§ **The records**:
*** Begin section ***

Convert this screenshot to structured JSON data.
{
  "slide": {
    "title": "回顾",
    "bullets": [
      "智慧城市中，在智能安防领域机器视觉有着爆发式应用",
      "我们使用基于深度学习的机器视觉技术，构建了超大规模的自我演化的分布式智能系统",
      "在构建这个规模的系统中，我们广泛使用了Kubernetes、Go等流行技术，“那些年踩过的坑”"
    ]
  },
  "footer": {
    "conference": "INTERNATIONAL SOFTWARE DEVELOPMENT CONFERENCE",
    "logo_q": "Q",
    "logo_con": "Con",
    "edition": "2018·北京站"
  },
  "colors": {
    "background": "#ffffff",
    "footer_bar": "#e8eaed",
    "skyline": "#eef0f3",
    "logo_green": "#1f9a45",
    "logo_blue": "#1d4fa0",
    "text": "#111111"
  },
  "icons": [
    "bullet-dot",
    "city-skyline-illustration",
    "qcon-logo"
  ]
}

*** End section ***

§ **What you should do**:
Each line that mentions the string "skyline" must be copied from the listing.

§ **Final answer**:
    "skyline": "#eef0f3",
    "city-skyline-illustration",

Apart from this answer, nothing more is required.